(Beginning of DATA LISTING)

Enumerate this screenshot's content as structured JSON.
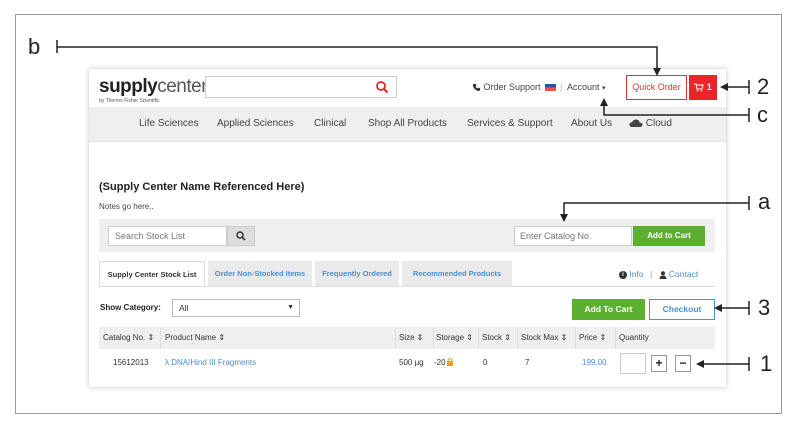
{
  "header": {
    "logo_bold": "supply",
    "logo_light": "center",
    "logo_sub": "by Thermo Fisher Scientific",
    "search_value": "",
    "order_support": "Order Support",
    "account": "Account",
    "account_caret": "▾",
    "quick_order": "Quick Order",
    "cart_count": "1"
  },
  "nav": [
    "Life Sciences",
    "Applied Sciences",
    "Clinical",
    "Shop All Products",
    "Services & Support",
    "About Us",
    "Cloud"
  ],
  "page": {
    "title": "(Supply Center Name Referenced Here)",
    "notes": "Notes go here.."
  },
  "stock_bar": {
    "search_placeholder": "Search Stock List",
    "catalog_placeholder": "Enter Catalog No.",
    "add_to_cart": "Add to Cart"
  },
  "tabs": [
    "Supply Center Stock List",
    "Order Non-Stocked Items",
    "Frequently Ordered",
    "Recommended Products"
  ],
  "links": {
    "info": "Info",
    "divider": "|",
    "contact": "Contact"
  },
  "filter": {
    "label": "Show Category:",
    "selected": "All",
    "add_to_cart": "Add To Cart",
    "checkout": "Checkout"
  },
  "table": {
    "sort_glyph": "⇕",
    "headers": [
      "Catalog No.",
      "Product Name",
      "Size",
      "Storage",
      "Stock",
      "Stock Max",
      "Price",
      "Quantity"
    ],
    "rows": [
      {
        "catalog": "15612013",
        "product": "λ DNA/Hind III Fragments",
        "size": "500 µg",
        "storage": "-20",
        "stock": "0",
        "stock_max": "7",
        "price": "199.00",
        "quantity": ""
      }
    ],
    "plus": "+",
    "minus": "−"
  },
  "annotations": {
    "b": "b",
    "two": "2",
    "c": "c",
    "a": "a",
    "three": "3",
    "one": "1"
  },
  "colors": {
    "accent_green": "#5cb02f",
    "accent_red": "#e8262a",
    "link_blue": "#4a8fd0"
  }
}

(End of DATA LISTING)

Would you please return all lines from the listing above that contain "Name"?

EXERCISE RESPONSE:
    "title": "(Supply Center Name Referenced Here)",
      "Product Name",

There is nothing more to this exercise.